BOI: What was the result of the narration he gave you,Siddharth?
Siddharth Menon (SM): Shiv has already said whatI wanted to say. The first thing he said when I went to his placewas’, ‘I am from LA and I am making a film on friendship.’ I was, like,‘Okay,’ as I do a lot of meetings like this. Most of them don’t materialise or they ditch you. So, I am, like,‘Fine, what do I have to lose? I’m just going to do whatever comes my way.’
I went there and he said,‘Hey, you were in Peddlers’ and I was, like, ‘Wow! God had selected only a few people in the world to see that film and he was one of them!That really grabbed me. I was, like,‘Okay, he has seen something of mine and that’s very rare.’And he had this whole set-up. So he showed me his short film and I was blown away.
SS:This is a fairytale ending. It couldn’t have been better to make a film like this. We had our world premiere on November 2015. OnOctober 2016, 11 months later,we had the first screening in Mumbai.Our tickets went on sale at the Mumbai Film Festival and, in 15 seconds, all three shows were sold out. That’s when we were, like,‘Okay, there is real demand here.’But when we would go to distributer meetings, they made us feel as if they were doing us a favour by just being in the room. It’s a complicated process with a film like this.

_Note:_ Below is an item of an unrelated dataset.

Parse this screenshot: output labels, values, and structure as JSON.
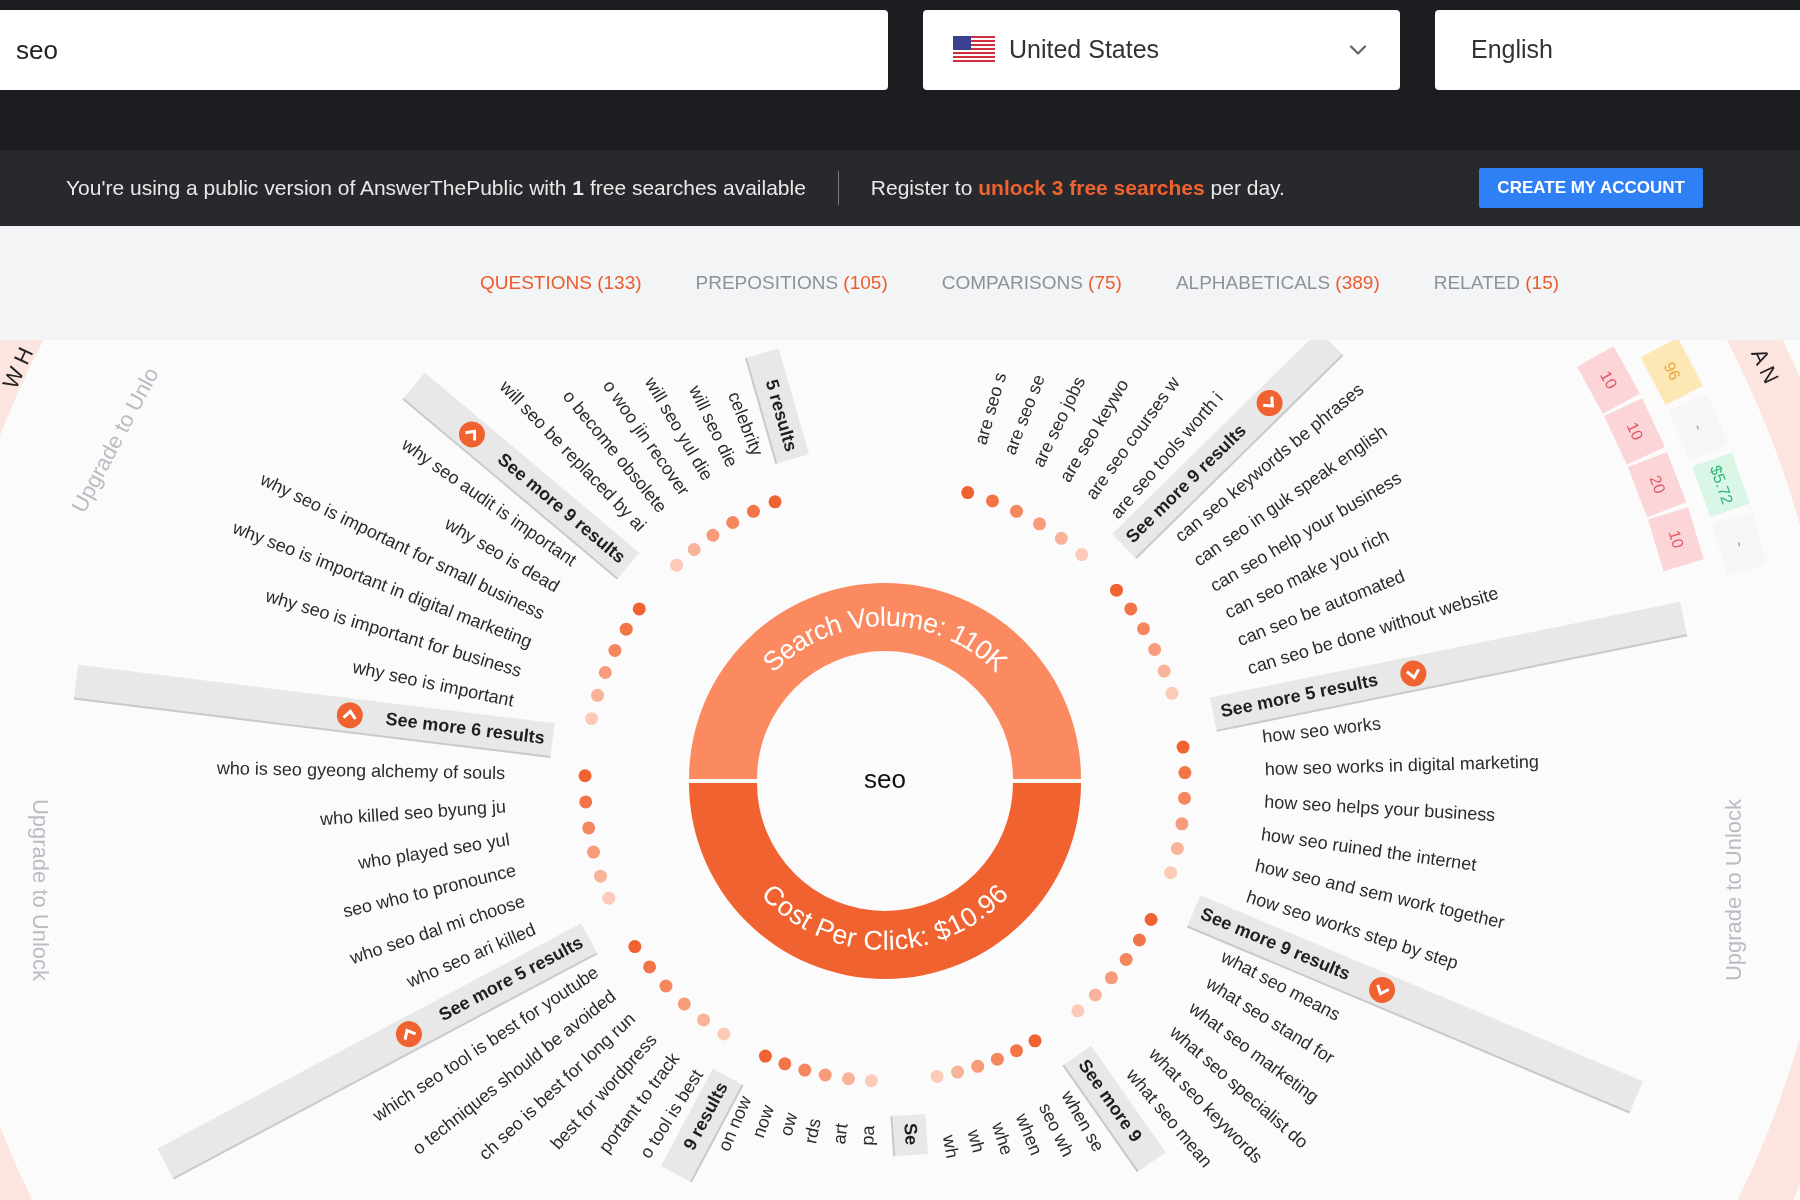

It had never occurred to me that something like this was possiblebecause we had already sold the films in so many countries by then.
SP: But that’s the best part.Luckily,we got this opportunity and I feel bad for all the filmmakers who came in before us. I think they are so lucky that these platformshave come to India, like Amazon Prime, Netflix and so on. I think it has given films like ours voices and creativity like this to actually be given a proper chance.